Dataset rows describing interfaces
★ ★ ★

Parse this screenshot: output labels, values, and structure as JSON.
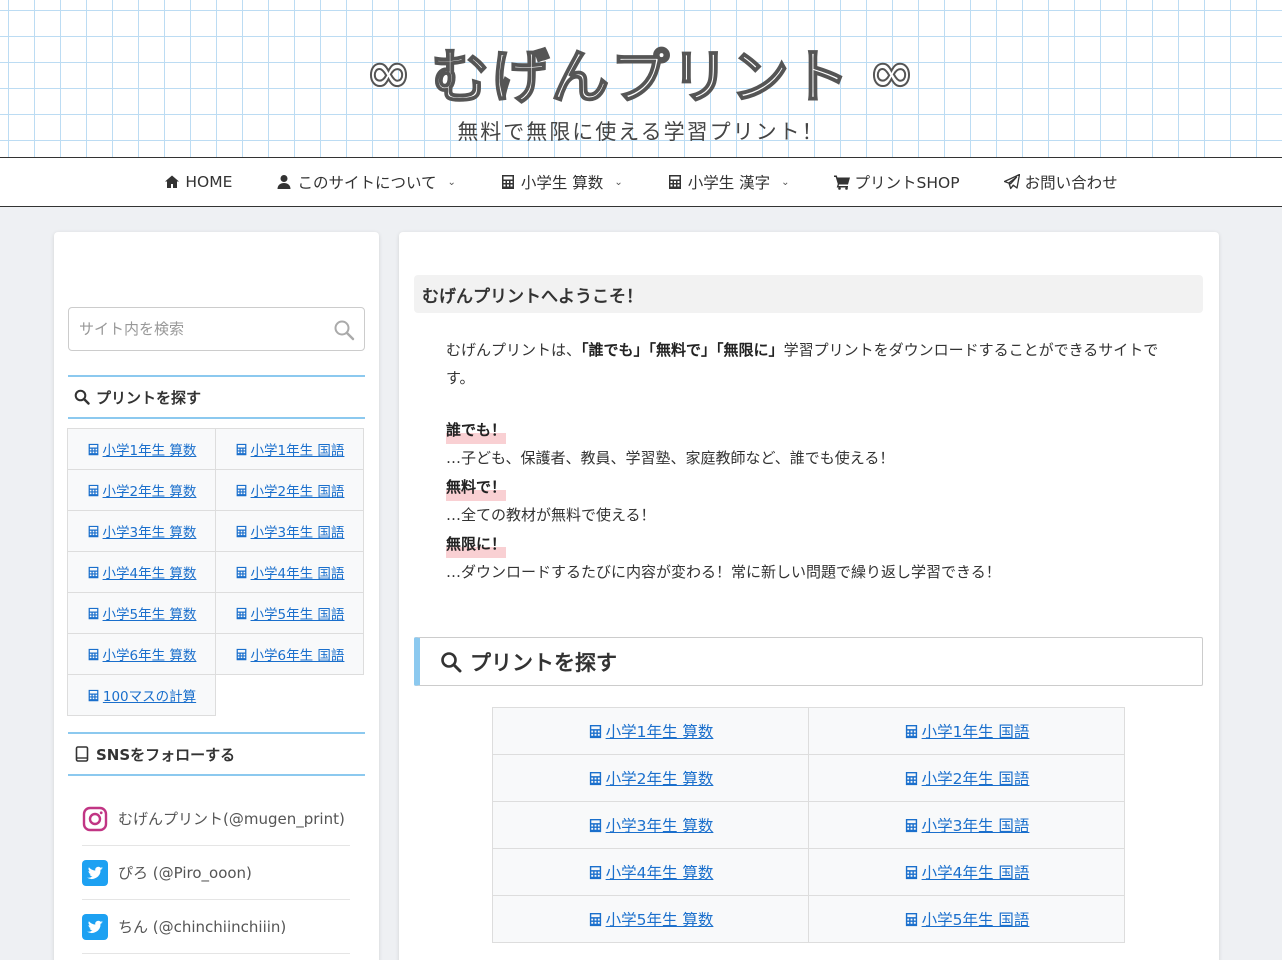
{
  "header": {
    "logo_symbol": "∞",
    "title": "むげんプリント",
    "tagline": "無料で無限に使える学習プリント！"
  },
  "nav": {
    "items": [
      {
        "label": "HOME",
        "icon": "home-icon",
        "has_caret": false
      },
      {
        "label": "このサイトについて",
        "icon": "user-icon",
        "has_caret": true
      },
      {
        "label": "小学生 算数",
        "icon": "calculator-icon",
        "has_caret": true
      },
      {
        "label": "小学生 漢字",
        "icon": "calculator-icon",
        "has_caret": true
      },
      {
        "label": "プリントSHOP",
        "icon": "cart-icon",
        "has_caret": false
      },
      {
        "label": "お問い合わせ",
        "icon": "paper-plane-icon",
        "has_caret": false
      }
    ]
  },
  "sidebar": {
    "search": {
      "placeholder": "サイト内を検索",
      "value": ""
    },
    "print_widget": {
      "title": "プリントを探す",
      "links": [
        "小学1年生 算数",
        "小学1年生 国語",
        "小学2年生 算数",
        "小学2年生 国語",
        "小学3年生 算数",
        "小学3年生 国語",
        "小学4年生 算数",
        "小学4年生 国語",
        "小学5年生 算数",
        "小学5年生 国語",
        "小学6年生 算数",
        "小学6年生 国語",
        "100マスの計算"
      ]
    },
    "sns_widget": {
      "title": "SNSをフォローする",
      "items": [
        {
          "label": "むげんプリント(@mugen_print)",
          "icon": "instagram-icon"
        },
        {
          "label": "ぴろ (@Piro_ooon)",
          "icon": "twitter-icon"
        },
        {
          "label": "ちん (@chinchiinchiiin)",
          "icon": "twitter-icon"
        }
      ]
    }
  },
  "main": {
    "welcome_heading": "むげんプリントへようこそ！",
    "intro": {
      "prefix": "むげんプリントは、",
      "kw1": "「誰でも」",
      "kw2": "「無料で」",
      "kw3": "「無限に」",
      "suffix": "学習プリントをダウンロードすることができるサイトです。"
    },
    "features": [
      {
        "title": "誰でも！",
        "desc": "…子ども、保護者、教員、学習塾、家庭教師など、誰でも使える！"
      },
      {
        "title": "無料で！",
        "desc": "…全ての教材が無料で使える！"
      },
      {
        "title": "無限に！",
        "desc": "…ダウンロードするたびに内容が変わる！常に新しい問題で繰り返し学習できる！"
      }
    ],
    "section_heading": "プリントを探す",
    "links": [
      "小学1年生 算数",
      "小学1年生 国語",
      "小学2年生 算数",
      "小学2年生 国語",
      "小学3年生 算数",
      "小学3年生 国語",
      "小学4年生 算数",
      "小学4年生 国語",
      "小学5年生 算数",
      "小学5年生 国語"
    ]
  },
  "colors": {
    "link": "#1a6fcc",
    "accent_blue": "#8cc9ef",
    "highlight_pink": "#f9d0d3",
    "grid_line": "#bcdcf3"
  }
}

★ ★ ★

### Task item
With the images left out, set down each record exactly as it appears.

### Written reply
Parse this screenshot: output labels, values, and structure as JSON.
{
  "header": {
    "logo_symbol": "∞",
    "title": "むげんプリント",
    "tagline": "無料で無限に使える学習プリント！"
  },
  "nav": {
    "items": [
      {
        "label": "HOME",
        "icon": "home-icon",
        "has_caret": false
      },
      {
        "label": "このサイトについて",
        "icon": "user-icon",
        "has_caret": true
      },
      {
        "label": "小学生 算数",
        "icon": "calculator-icon",
        "has_caret": true
      },
      {
        "label": "小学生 漢字",
        "icon": "calculator-icon",
        "has_caret": true
      },
      {
        "label": "プリントSHOP",
        "icon": "cart-icon",
        "has_caret": false
      },
      {
        "label": "お問い合わせ",
        "icon": "paper-plane-icon",
        "has_caret": false
      }
    ]
  },
  "sidebar": {
    "search": {
      "placeholder": "サイト内を検索",
      "value": ""
    },
    "print_widget": {
      "title": "プリントを探す",
      "links": [
        "小学1年生 算数",
        "小学1年生 国語",
        "小学2年生 算数",
        "小学2年生 国語",
        "小学3年生 算数",
        "小学3年生 国語",
        "小学4年生 算数",
        "小学4年生 国語",
        "小学5年生 算数",
        "小学5年生 国語",
        "小学6年生 算数",
        "小学6年生 国語",
        "100マスの計算"
      ]
    },
    "sns_widget": {
      "title": "SNSをフォローする",
      "items": [
        {
          "label": "むげんプリント(@mugen_print)",
          "icon": "instagram-icon"
        },
        {
          "label": "ぴろ (@Piro_ooon)",
          "icon": "twitter-icon"
        },
        {
          "label": "ちん (@chinchiinchiiin)",
          "icon": "twitter-icon"
        }
      ]
    }
  },
  "main": {
    "welcome_heading": "むげんプリントへようこそ！",
    "intro": {
      "prefix": "むげんプリントは、",
      "kw1": "「誰でも」",
      "kw2": "「無料で」",
      "kw3": "「無限に」",
      "suffix": "学習プリントをダウンロードすることができるサイトです。"
    },
    "features": [
      {
        "title": "誰でも！",
        "desc": "…子ども、保護者、教員、学習塾、家庭教師など、誰でも使える！"
      },
      {
        "title": "無料で！",
        "desc": "…全ての教材が無料で使える！"
      },
      {
        "title": "無限に！",
        "desc": "…ダウンロードするたびに内容が変わる！常に新しい問題で繰り返し学習できる！"
      }
    ],
    "section_heading": "プリントを探す",
    "links": [
      "小学1年生 算数",
      "小学1年生 国語",
      "小学2年生 算数",
      "小学2年生 国語",
      "小学3年生 算数",
      "小学3年生 国語",
      "小学4年生 算数",
      "小学4年生 国語",
      "小学5年生 算数",
      "小学5年生 国語"
    ]
  },
  "colors": {
    "link": "#1a6fcc",
    "accent_blue": "#8cc9ef",
    "highlight_pink": "#f9d0d3",
    "grid_line": "#bcdcf3"
  }
}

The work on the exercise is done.